| Task statement |
Scan the entries below for the word "Execute" and copy every line where it turns up.

| Data shown |

>>>

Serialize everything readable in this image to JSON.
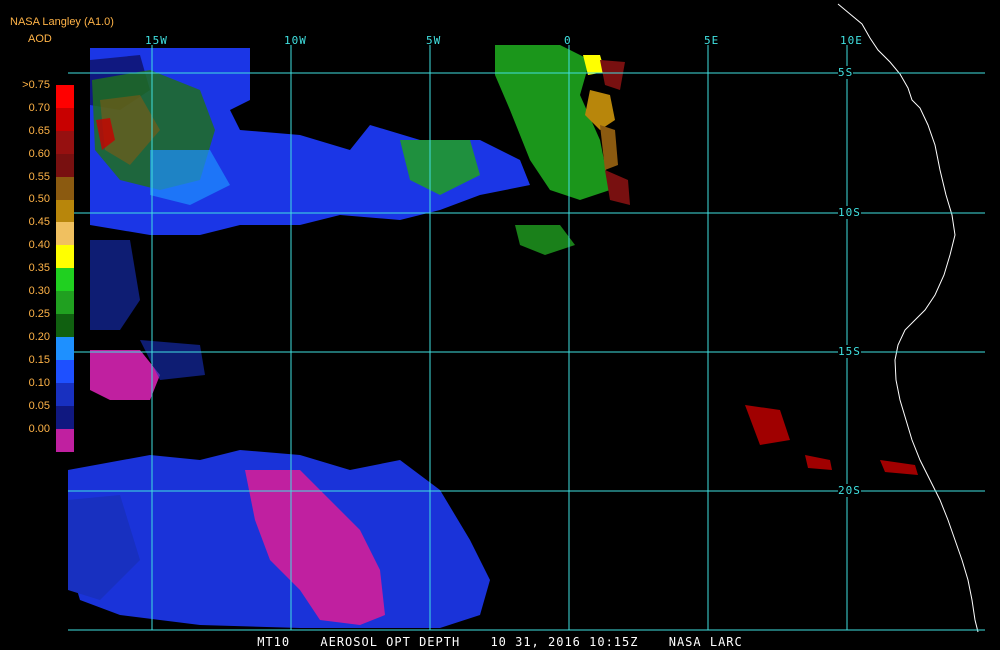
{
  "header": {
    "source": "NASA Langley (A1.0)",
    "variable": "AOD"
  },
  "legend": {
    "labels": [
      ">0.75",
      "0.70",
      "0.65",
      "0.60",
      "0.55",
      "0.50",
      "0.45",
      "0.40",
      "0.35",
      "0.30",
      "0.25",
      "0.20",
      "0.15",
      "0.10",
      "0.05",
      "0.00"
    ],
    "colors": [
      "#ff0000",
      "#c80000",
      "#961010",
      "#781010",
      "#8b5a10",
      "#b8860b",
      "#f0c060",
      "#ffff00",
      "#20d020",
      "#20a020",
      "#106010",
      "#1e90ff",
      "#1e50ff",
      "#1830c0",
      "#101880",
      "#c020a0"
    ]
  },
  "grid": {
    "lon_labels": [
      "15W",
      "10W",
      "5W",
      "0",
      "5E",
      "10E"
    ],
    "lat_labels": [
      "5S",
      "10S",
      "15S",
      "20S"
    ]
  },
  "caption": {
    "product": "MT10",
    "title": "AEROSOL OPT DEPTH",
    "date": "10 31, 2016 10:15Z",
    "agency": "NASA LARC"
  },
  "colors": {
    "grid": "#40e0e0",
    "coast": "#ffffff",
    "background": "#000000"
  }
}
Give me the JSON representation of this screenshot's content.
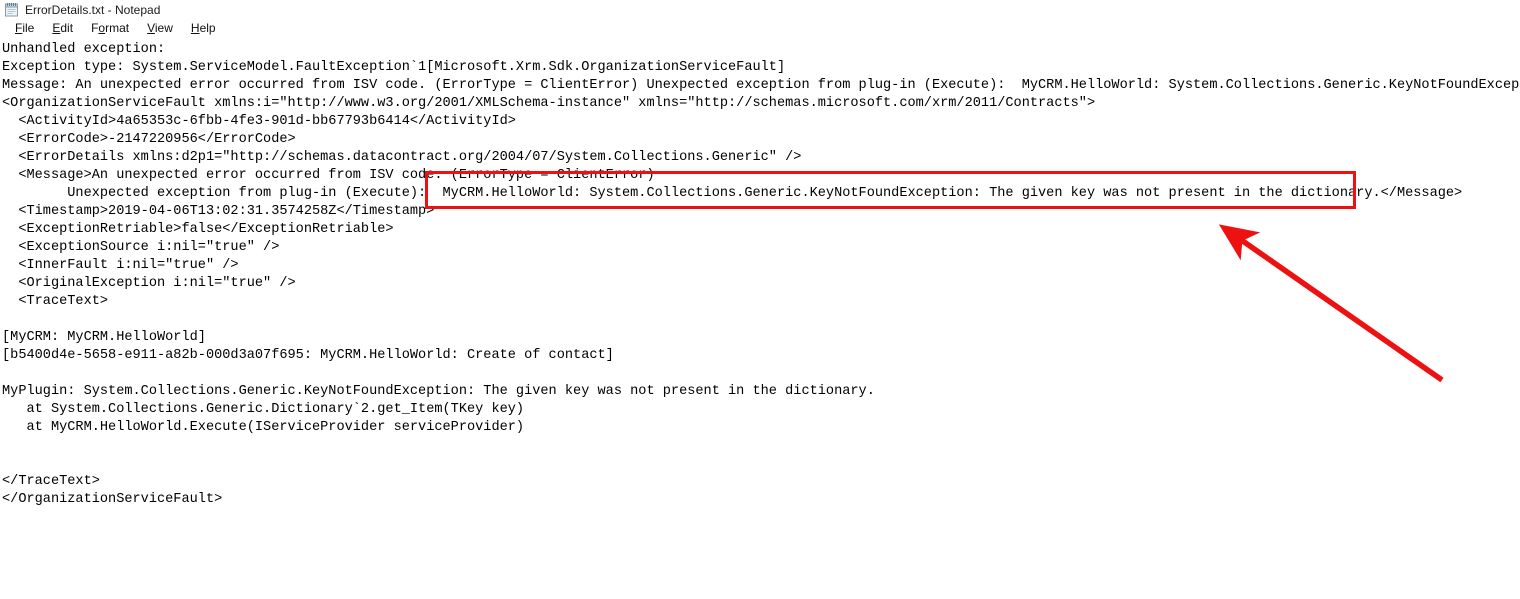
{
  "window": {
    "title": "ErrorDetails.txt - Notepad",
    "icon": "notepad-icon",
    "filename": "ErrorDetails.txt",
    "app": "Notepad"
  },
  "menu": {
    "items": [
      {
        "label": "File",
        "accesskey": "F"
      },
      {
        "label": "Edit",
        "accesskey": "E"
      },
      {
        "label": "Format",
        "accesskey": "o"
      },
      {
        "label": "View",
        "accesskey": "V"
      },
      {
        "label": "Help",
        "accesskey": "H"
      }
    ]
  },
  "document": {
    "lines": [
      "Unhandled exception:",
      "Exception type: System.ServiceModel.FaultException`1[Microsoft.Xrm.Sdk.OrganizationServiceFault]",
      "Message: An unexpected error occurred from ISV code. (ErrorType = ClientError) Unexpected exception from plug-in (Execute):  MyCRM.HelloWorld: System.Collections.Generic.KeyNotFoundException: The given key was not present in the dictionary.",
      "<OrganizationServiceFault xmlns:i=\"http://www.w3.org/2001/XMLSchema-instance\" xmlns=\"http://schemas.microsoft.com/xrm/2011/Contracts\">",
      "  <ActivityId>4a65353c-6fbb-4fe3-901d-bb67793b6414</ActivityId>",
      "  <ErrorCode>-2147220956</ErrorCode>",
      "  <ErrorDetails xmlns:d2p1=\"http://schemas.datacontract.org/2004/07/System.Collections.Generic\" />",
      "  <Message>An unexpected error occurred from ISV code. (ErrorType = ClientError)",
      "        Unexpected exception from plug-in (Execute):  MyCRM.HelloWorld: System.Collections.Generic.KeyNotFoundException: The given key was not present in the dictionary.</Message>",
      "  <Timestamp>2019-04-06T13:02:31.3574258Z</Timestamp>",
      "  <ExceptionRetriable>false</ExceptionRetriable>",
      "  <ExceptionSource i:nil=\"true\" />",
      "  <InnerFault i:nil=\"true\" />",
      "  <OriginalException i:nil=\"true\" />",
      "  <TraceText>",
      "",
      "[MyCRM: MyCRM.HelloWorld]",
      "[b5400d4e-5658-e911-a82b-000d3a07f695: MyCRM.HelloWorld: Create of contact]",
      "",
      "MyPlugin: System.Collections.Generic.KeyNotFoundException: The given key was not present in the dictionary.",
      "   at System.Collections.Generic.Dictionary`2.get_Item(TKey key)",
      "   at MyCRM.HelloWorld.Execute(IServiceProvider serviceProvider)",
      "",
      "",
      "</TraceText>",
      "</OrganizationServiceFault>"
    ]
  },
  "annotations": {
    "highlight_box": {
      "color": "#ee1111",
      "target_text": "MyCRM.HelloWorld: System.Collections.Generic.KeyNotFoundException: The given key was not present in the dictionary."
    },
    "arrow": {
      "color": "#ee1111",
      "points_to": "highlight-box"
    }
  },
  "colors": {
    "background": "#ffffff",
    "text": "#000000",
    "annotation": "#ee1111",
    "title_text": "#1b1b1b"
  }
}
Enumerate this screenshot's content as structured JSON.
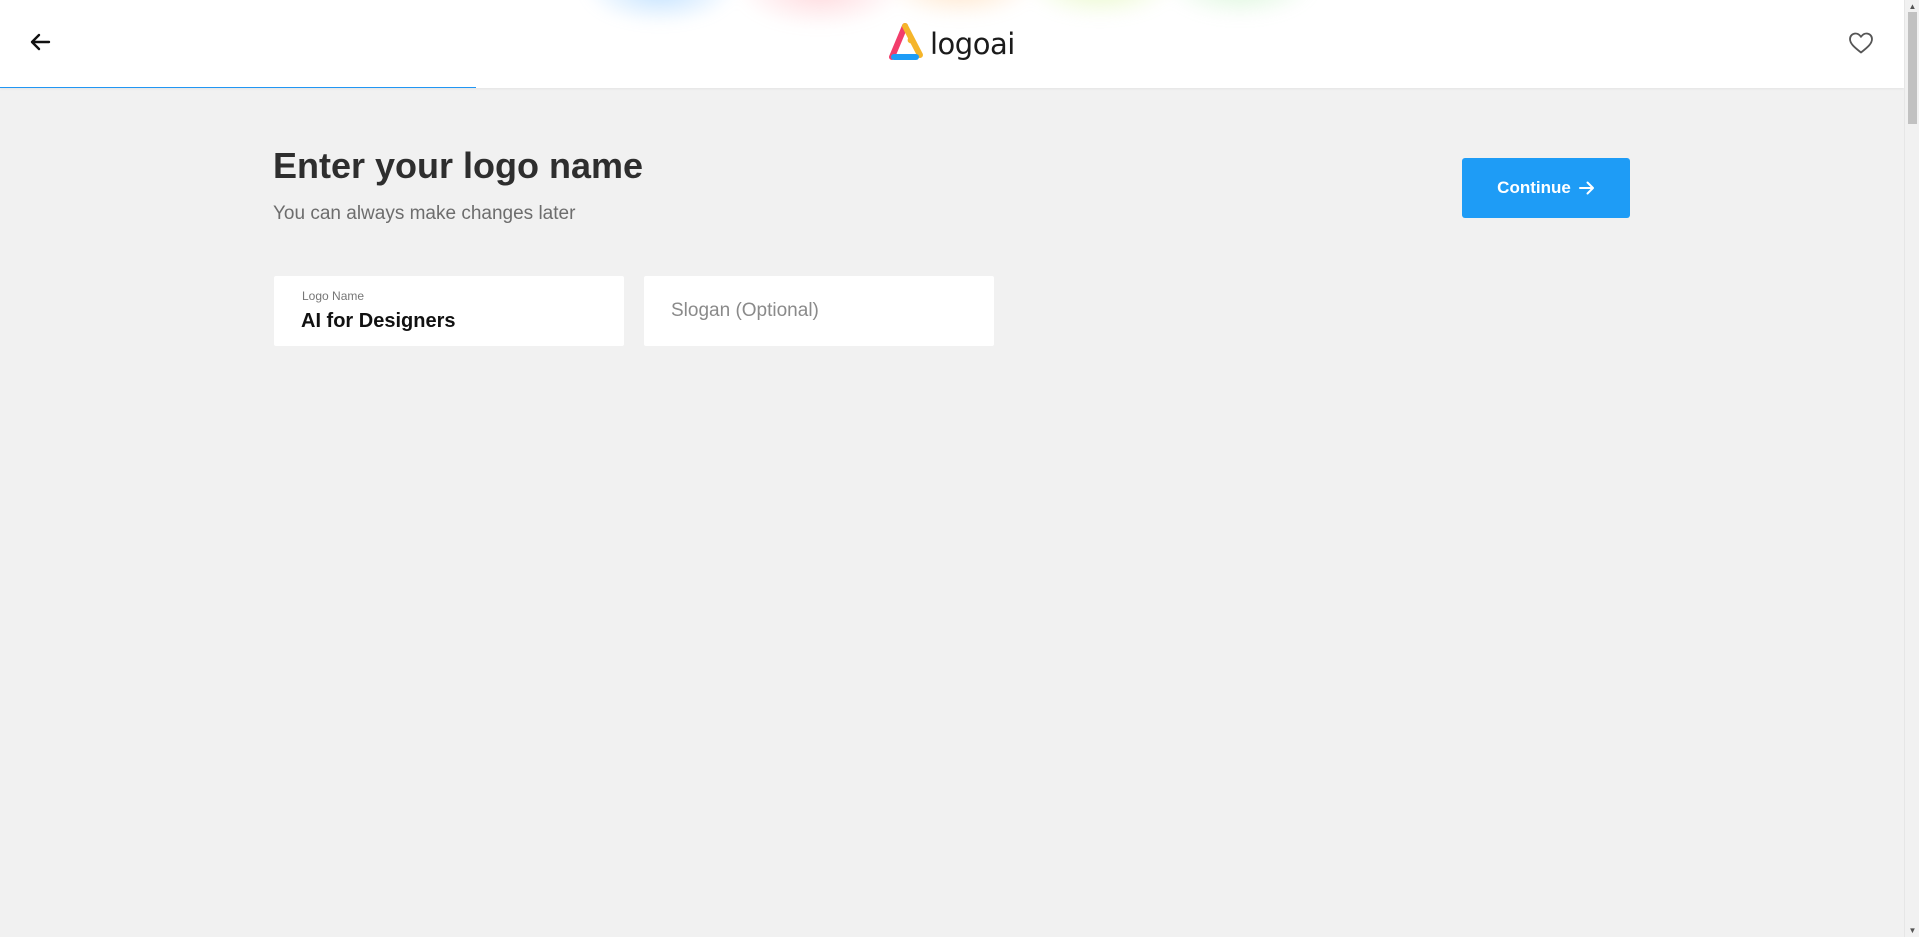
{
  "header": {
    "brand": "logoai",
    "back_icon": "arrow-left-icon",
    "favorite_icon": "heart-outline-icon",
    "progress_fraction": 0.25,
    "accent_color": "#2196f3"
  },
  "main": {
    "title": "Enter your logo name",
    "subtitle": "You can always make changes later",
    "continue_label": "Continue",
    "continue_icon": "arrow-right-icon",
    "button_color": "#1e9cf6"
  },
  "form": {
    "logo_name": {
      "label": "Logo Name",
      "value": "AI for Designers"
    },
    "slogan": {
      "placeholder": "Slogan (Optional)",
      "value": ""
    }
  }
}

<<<

| Answer area |
      "Message: An unexpected error occurred from ISV code. (ErrorType = ClientError) Unexpected exception from plug-in (Execute):  MyCRM.HelloWorld: System.Collections.Generic.KeyNotFoundException: The given key was not present in the dictionary.",
      "        Unexpected exception from plug-in (Execute):  MyCRM.HelloWorld: System.Collections.Generic.KeyNotFoundException: The given key was not present in the dictionary.</Message>",
      "   at MyCRM.HelloWorld.Execute(IServiceProvider serviceProvider)",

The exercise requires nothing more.